“Too bland a presentation to be remembered later on during Oscar time for the 2009 award.”

Reviewed by Dennis Schwartz

A spiritual movie about a self-centered reporter making contact with a homeless mentally-ill Juilliard trained musician. It’s well-meaning and is well-acted, but is dreary and emotionally bankrupt. British director Joe Wright (“Pride & Prejudice”/”Crocodile Snap”/”Atonement”) tries to fiddle away at so many tunes until it becomes difficult to discern what tune he wants us to hear. It plays out as a rather tone deaf love fest for Beethoven, the urban disadvantaged, the invisible Skid Row denizens of LA and those who are mentally ill. It’s based-on-the-real-life portrait by LA Times columnist Steve Lopez. The screenplay, which has an indie feel, is by Susannah Grant, who stretches it out between sentimentality and hard-hitting reality. She’s the writer of Erin Brockovich.

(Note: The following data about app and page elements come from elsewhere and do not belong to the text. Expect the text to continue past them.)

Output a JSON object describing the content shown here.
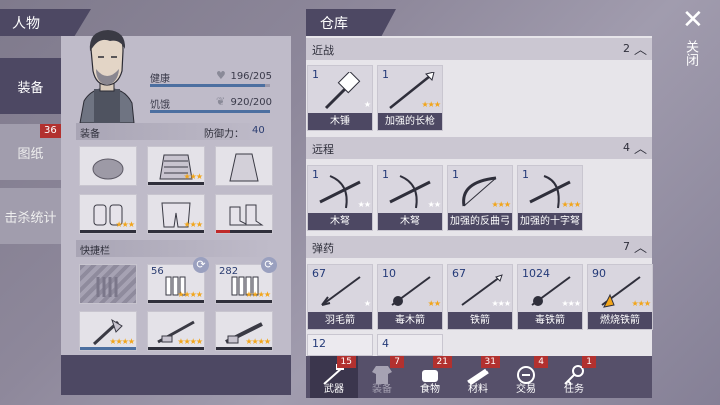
{
  "left": {
    "title": "人物",
    "tabs": [
      {
        "label": "装备"
      },
      {
        "label": "图纸",
        "badge": "36"
      },
      {
        "label": "击杀统计"
      }
    ],
    "stats": {
      "health_label": "健康",
      "health_value": "196/205",
      "health_fill": 0.96,
      "hunger_label": "饥饿",
      "hunger_value": "920/200",
      "hunger_fill": 1.0
    },
    "equipment_label": "装备",
    "defense_label": "防御力：",
    "defense_value": "40",
    "quickbar_label": "快捷栏",
    "quick_counts": [
      "56",
      "282"
    ]
  },
  "warehouse": {
    "title": "仓库",
    "categories": [
      {
        "label": "近战",
        "count": "2",
        "items": [
          {
            "count": "1",
            "name": "木锤",
            "stars": "★"
          },
          {
            "count": "1",
            "name": "加强的长枪",
            "stars": "★★★"
          }
        ]
      },
      {
        "label": "远程",
        "count": "4",
        "items": [
          {
            "count": "1",
            "name": "木弩",
            "stars": "★★"
          },
          {
            "count": "1",
            "name": "木弩",
            "stars": "★★"
          },
          {
            "count": "1",
            "name": "加强的反曲弓",
            "stars": "★★★"
          },
          {
            "count": "1",
            "name": "加强的十字弩",
            "stars": "★★★"
          }
        ]
      },
      {
        "label": "弹药",
        "count": "7",
        "items": [
          {
            "count": "67",
            "name": "羽毛箭",
            "stars": "★"
          },
          {
            "count": "10",
            "name": "毒木箭",
            "stars": "★★"
          },
          {
            "count": "67",
            "name": "铁箭",
            "stars": "★★★"
          },
          {
            "count": "1024",
            "name": "毒铁箭",
            "stars": "★★★"
          },
          {
            "count": "90",
            "name": "燃烧铁箭",
            "stars": "★★★"
          },
          {
            "count": "12",
            "name": "",
            "stars": ""
          },
          {
            "count": "4",
            "name": "",
            "stars": ""
          }
        ]
      }
    ],
    "bottom_tabs": [
      {
        "label": "武器",
        "badge": "15"
      },
      {
        "label": "装备",
        "badge": "7"
      },
      {
        "label": "食物",
        "badge": "21"
      },
      {
        "label": "材料",
        "badge": "31"
      },
      {
        "label": "交易",
        "badge": "4"
      },
      {
        "label": "任务",
        "badge": "1"
      }
    ]
  },
  "close_label": "关闭",
  "icons": [
    "heart-icon",
    "stomach-icon",
    "close-icon",
    "chevron-up-icon",
    "refresh-icon"
  ],
  "colors": {
    "panel_dark": "#4d4863",
    "star": "#f2a51a",
    "badge": "#b2312f",
    "bar": "#4c6fa0"
  }
}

Nathaniel Ayers (Jamie Foxx) is a twitchy street person, a schizophrenic musical prodigy who hears voices in his head and had a meltdown before dropping out from Julliard. Steve Lopez (Robert Downey Jr.) is the LA Times columnist recovering from a nasty spill on his bicycle, who while walking around the city discovers the homeless African-American in rags playing on a two-string violin by a statue of Beethoven in the downtown area and befriends Ayers to get a story. Why the ‘have’ becomes so obsessed with his ‘have not’ discovery, is never clarified (either exploiting him for a story or because he really cares or a mixture of both). But they meet regularly and a thorny relationship develops, with Ayers looking upon the reporter as a god.

Lopez tries to bring the homeless man (one of some 90,000 in the greater LA area) back to normal by getting him a clean apartment; presenting him with a valuable gift of a cello from a reader; having him meet with the LA Philharmonic cellist (Tom Hollander), a devout Christian, who arranges for Ayers to give a recital; and trying to talk the reluctant Skids Row shelter worker David (Nelsan Ellis) to get Ayers on meds. But after letting the viewer feel some of Ayer’s pain, the story turns its attention to Lopez dealing with his newspaper boss editor ex-wife Mary Weston (Catherine Keener) and his failed attempts to cure the sometimes volatile and babbling Ayers (who slips in and out of rationality), as the film seems to go nowhere that’s interesting with Lopez now the focal point of the story. For Lopez’s efforts, he gets a well-received series of newspaper articles and later a hit book. Ayers survives supposedly through his music and in the apartment that Lopez managed to secure for him. The film also wants us to think of Ayers and Lopez becoming friends, but that was a bit hard to swallow since their relationship was based solely on need and never looked like a true friendship.

The film was intended to be a 2008 Oscar hopeful, a cross between Shine and A Beautiful Mind. Instead it was released in April of 2009 and appears to be too bland a presentation to be remembered later on during Oscar time for the 2009 award.


Dennis Schwartz: “Ozus’ World Movie Reviews”